**What you need to do:** All the data beneath this line is to be reproduced exactly.

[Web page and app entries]
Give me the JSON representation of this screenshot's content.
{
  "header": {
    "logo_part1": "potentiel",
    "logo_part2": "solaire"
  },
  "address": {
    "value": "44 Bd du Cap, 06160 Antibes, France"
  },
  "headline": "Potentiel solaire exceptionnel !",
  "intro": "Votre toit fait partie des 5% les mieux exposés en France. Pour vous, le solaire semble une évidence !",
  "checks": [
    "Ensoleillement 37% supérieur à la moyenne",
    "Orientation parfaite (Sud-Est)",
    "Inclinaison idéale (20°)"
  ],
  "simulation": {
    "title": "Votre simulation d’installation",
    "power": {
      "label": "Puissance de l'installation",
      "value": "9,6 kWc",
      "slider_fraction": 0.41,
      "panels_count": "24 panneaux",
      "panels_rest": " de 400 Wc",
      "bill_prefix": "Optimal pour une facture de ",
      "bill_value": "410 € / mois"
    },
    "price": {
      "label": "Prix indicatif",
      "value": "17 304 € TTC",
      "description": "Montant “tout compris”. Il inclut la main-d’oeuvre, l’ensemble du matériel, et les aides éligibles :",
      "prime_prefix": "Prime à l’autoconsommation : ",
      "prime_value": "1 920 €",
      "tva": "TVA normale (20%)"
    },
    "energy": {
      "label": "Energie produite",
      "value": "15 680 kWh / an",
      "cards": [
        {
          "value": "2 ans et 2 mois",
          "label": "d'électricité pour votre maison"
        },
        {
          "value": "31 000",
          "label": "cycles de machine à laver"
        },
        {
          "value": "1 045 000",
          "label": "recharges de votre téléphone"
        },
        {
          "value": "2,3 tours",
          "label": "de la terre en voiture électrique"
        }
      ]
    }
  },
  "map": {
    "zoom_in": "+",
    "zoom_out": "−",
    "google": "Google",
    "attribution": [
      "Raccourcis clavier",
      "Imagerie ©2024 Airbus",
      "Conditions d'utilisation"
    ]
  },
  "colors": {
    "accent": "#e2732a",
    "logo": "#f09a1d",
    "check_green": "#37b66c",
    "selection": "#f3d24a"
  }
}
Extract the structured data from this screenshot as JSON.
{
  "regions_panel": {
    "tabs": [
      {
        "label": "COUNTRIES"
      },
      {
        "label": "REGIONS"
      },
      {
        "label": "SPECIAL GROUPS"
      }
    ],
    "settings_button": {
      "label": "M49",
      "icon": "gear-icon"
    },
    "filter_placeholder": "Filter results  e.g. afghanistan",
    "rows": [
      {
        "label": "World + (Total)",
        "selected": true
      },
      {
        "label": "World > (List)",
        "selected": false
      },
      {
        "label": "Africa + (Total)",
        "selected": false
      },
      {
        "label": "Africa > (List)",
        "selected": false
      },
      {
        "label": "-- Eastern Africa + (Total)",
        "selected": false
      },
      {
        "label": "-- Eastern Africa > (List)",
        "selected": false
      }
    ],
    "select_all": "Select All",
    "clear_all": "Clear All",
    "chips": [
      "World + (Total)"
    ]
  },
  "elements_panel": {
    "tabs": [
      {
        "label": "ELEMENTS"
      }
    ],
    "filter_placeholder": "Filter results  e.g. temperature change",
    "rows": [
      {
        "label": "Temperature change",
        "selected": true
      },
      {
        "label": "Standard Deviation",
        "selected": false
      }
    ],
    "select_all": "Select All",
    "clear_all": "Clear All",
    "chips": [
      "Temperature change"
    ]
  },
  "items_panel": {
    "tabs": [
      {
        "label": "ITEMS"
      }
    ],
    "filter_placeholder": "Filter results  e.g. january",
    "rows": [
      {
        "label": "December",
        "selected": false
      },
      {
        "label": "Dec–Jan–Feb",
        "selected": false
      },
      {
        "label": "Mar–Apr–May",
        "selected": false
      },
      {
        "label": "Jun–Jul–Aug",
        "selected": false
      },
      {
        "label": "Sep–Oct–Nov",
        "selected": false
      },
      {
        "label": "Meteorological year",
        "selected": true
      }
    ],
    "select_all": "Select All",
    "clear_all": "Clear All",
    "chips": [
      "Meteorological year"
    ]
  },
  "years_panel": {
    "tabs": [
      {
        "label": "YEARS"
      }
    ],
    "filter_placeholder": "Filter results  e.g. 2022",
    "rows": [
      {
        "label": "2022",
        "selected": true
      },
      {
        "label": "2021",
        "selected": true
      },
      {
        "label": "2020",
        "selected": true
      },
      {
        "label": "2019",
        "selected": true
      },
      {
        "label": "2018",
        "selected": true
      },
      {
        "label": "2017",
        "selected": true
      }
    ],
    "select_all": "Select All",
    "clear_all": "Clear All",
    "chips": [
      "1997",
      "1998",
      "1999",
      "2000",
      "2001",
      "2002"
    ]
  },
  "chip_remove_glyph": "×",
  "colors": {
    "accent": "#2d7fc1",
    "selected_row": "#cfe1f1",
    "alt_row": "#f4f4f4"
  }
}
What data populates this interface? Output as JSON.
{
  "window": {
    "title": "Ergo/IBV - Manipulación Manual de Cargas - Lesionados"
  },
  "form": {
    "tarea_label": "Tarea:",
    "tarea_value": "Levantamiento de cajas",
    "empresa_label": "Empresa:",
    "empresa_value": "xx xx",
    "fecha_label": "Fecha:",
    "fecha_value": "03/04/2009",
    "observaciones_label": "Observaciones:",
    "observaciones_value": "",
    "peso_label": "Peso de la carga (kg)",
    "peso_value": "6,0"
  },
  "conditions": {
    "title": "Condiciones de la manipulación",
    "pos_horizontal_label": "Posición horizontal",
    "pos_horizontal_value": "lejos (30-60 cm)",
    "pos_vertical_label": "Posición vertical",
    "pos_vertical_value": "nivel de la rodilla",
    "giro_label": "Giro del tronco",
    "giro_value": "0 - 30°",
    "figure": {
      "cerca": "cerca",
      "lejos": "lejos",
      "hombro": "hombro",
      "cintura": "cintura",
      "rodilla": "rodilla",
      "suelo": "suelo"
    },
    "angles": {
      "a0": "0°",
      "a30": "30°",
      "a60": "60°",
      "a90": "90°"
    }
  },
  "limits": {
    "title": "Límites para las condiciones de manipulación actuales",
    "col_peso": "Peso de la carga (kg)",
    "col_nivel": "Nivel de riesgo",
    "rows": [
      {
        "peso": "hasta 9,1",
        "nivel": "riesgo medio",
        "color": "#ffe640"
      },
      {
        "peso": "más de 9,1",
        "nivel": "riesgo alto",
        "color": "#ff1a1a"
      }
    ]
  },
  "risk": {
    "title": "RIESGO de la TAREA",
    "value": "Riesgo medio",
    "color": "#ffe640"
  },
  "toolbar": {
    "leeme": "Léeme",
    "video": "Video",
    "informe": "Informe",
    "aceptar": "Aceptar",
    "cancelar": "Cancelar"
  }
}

**Task answer:**
Give me the JSON representation of this screenshot's content.
{
  "header": {
    "logo_part1": "potentiel",
    "logo_part2": "solaire"
  },
  "address": {
    "value": "44 Bd du Cap, 06160 Antibes, France"
  },
  "headline": "Potentiel solaire exceptionnel !",
  "intro": "Votre toit fait partie des 5% les mieux exposés en France. Pour vous, le solaire semble une évidence !",
  "checks": [
    "Ensoleillement 37% supérieur à la moyenne",
    "Orientation parfaite (Sud-Est)",
    "Inclinaison idéale (20°)"
  ],
  "simulation": {
    "title": "Votre simulation d’installation",
    "power": {
      "label": "Puissance de l'installation",
      "value": "9,6 kWc",
      "slider_fraction": 0.41,
      "panels_count": "24 panneaux",
      "panels_rest": " de 400 Wc",
      "bill_prefix": "Optimal pour une facture de ",
      "bill_value": "410 € / mois"
    },
    "price": {
      "label": "Prix indicatif",
      "value": "17 304 € TTC",
      "description": "Montant “tout compris”. Il inclut la main-d’oeuvre, l’ensemble du matériel, et les aides éligibles :",
      "prime_prefix": "Prime à l’autoconsommation : ",
      "prime_value": "1 920 €",
      "tva": "TVA normale (20%)"
    },
    "energy": {
      "label": "Energie produite",
      "value": "15 680 kWh / an",
      "cards": [
        {
          "value": "2 ans et 2 mois",
          "label": "d'électricité pour votre maison"
        },
        {
          "value": "31 000",
          "label": "cycles de machine à laver"
        },
        {
          "value": "1 045 000",
          "label": "recharges de votre téléphone"
        },
        {
          "value": "2,3 tours",
          "label": "de la terre en voiture électrique"
        }
      ]
    }
  },
  "map": {
    "zoom_in": "+",
    "zoom_out": "−",
    "google": "Google",
    "attribution": [
      "Raccourcis clavier",
      "Imagerie ©2024 Airbus",
      "Conditions d'utilisation"
    ]
  },
  "colors": {
    "accent": "#e2732a",
    "logo": "#f09a1d",
    "check_green": "#37b66c",
    "selection": "#f3d24a"
  }
}
Extract the structured data from this screenshot as JSON.
{
  "regions_panel": {
    "tabs": [
      {
        "label": "COUNTRIES"
      },
      {
        "label": "REGIONS"
      },
      {
        "label": "SPECIAL GROUPS"
      }
    ],
    "settings_button": {
      "label": "M49",
      "icon": "gear-icon"
    },
    "filter_placeholder": "Filter results  e.g. afghanistan",
    "rows": [
      {
        "label": "World + (Total)",
        "selected": true
      },
      {
        "label": "World > (List)",
        "selected": false
      },
      {
        "label": "Africa + (Total)",
        "selected": false
      },
      {
        "label": "Africa > (List)",
        "selected": false
      },
      {
        "label": "-- Eastern Africa + (Total)",
        "selected": false
      },
      {
        "label": "-- Eastern Africa > (List)",
        "selected": false
      }
    ],
    "select_all": "Select All",
    "clear_all": "Clear All",
    "chips": [
      "World + (Total)"
    ]
  },
  "elements_panel": {
    "tabs": [
      {
        "label": "ELEMENTS"
      }
    ],
    "filter_placeholder": "Filter results  e.g. temperature change",
    "rows": [
      {
        "label": "Temperature change",
        "selected": true
      },
      {
        "label": "Standard Deviation",
        "selected": false
      }
    ],
    "select_all": "Select All",
    "clear_all": "Clear All",
    "chips": [
      "Temperature change"
    ]
  },
  "items_panel": {
    "tabs": [
      {
        "label": "ITEMS"
      }
    ],
    "filter_placeholder": "Filter results  e.g. january",
    "rows": [
      {
        "label": "December",
        "selected": false
      },
      {
        "label": "Dec–Jan–Feb",
        "selected": false
      },
      {
        "label": "Mar–Apr–May",
        "selected": false
      },
      {
        "label": "Jun–Jul–Aug",
        "selected": false
      },
      {
        "label": "Sep–Oct–Nov",
        "selected": false
      },
      {
        "label": "Meteorological year",
        "selected": true
      }
    ],
    "select_all": "Select All",
    "clear_all": "Clear All",
    "chips": [
      "Meteorological year"
    ]
  },
  "years_panel": {
    "tabs": [
      {
        "label": "YEARS"
      }
    ],
    "filter_placeholder": "Filter results  e.g. 2022",
    "rows": [
      {
        "label": "2022",
        "selected": true
      },
      {
        "label": "2021",
        "selected": true
      },
      {
        "label": "2020",
        "selected": true
      },
      {
        "label": "2019",
        "selected": true
      },
      {
        "label": "2018",
        "selected": true
      },
      {
        "label": "2017",
        "selected": true
      }
    ],
    "select_all": "Select All",
    "clear_all": "Clear All",
    "chips": [
      "1997",
      "1998",
      "1999",
      "2000",
      "2001",
      "2002"
    ]
  },
  "chip_remove_glyph": "×",
  "colors": {
    "accent": "#2d7fc1",
    "selected_row": "#cfe1f1",
    "alt_row": "#f4f4f4"
  }
}
What data populates this interface? Output as JSON.
{
  "window": {
    "title": "Ergo/IBV - Manipulación Manual de Cargas - Lesionados"
  },
  "form": {
    "tarea_label": "Tarea:",
    "tarea_value": "Levantamiento de cajas",
    "empresa_label": "Empresa:",
    "empresa_value": "xx xx",
    "fecha_label": "Fecha:",
    "fecha_value": "03/04/2009",
    "observaciones_label": "Observaciones:",
    "observaciones_value": "",
    "peso_label": "Peso de la carga (kg)",
    "peso_value": "6,0"
  },
  "conditions": {
    "title": "Condiciones de la manipulación",
    "pos_horizontal_label": "Posición horizontal",
    "pos_horizontal_value": "lejos (30-60 cm)",
    "pos_vertical_label": "Posición vertical",
    "pos_vertical_value": "nivel de la rodilla",
    "giro_label": "Giro del tronco",
    "giro_value": "0 - 30°",
    "figure": {
      "cerca": "cerca",
      "lejos": "lejos",
      "hombro": "hombro",
      "cintura": "cintura",
      "rodilla": "rodilla",
      "suelo": "suelo"
    },
    "angles": {
      "a0": "0°",
      "a30": "30°",
      "a60": "60°",
      "a90": "90°"
    }
  },
  "limits": {
    "title": "Límites para las condiciones de manipulación actuales",
    "col_peso": "Peso de la carga (kg)",
    "col_nivel": "Nivel de riesgo",
    "rows": [
      {
        "peso": "hasta 9,1",
        "nivel": "riesgo medio",
        "color": "#ffe640"
      },
      {
        "peso": "más de 9,1",
        "nivel": "riesgo alto",
        "color": "#ff1a1a"
      }
    ]
  },
  "risk": {
    "title": "RIESGO de la TAREA",
    "value": "Riesgo medio",
    "color": "#ffe640"
  },
  "toolbar": {
    "leeme": "Léeme",
    "video": "Video",
    "informe": "Informe",
    "aceptar": "Aceptar",
    "cancelar": "Cancelar"
  }
}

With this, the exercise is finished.